- _Dataset rows for apps and sites_:
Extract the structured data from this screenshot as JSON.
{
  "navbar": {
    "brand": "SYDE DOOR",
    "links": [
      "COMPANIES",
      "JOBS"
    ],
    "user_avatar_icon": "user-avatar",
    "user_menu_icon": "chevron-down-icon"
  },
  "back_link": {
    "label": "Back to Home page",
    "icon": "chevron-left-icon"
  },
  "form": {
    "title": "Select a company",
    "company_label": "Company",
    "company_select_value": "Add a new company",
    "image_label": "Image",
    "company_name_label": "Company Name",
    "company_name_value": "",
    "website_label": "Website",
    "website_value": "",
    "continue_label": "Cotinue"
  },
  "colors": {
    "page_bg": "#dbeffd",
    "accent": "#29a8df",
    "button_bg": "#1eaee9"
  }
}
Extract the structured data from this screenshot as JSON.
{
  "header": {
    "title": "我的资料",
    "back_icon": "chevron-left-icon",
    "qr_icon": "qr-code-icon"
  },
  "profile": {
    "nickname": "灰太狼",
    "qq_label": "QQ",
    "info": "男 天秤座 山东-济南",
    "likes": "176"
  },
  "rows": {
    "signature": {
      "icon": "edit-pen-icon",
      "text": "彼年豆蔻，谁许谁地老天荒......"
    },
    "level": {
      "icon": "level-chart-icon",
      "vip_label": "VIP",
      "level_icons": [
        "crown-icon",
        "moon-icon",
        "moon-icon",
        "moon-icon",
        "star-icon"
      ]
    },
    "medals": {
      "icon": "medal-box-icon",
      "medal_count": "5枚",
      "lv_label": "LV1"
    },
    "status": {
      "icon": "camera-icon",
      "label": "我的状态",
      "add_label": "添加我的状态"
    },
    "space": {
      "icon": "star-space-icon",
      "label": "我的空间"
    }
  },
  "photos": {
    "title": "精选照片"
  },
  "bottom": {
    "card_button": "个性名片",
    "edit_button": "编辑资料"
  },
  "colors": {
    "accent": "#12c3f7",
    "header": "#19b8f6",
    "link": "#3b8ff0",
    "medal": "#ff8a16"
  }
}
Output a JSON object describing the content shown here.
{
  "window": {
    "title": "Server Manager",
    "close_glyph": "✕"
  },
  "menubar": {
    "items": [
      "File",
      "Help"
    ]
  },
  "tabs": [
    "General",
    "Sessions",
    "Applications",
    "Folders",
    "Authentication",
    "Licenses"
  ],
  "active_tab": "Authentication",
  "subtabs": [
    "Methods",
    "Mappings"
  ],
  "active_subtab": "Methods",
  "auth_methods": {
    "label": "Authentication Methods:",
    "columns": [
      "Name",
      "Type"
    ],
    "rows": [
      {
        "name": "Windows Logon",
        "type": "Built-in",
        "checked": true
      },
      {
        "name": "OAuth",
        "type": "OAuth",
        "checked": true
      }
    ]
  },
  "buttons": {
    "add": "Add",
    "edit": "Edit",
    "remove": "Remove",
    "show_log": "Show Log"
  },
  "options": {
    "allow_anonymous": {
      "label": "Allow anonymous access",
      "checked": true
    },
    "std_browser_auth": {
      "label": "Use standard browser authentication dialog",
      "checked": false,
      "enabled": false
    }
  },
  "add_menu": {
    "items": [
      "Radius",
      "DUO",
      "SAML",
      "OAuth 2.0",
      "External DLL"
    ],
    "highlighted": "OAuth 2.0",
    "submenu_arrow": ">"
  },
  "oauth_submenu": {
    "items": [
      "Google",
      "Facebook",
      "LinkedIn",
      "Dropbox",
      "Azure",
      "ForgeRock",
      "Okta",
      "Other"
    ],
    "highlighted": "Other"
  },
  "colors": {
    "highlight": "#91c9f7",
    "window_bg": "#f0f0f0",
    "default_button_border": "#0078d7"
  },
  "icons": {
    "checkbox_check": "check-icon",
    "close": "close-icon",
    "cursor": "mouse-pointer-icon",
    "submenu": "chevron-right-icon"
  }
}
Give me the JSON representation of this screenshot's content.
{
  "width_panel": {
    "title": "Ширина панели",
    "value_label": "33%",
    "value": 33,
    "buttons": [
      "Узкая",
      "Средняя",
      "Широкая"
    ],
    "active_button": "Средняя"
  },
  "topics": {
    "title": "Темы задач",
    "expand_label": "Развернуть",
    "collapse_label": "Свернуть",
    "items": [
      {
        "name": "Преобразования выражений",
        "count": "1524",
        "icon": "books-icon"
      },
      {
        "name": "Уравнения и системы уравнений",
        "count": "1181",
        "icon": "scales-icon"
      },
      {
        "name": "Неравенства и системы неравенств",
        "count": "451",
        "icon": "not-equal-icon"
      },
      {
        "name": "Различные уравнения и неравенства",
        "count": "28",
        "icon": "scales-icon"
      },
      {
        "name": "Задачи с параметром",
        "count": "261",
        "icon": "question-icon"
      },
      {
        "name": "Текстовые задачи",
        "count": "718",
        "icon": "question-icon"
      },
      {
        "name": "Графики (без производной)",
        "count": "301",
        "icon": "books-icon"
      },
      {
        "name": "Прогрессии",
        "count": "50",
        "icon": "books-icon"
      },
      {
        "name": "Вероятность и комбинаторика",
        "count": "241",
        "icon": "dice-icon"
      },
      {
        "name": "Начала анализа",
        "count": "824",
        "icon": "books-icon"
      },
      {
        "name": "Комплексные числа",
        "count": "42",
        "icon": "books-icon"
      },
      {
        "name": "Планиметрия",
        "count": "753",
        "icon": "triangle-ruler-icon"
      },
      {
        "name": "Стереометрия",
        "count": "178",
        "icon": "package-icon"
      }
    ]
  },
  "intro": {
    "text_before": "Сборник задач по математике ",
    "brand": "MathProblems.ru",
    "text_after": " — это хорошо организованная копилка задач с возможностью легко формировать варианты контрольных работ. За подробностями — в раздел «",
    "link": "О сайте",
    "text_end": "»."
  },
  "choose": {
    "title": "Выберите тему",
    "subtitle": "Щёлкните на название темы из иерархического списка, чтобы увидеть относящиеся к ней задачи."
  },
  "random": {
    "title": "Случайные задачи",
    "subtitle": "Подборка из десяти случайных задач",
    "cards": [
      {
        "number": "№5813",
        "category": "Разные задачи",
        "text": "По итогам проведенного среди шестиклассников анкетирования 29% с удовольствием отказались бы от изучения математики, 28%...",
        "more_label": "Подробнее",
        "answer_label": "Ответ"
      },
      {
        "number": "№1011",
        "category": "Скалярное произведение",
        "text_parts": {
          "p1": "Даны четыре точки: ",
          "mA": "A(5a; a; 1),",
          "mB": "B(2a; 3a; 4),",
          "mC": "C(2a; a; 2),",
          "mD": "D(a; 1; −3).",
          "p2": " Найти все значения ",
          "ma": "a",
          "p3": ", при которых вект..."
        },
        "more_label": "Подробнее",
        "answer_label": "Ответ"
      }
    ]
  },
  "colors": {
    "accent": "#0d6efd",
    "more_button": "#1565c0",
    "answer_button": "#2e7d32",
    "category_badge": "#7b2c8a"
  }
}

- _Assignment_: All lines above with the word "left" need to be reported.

- _Exercise answer_:
    "icon": "chevron-left-icon"
    "back_icon": "chevron-left-icon",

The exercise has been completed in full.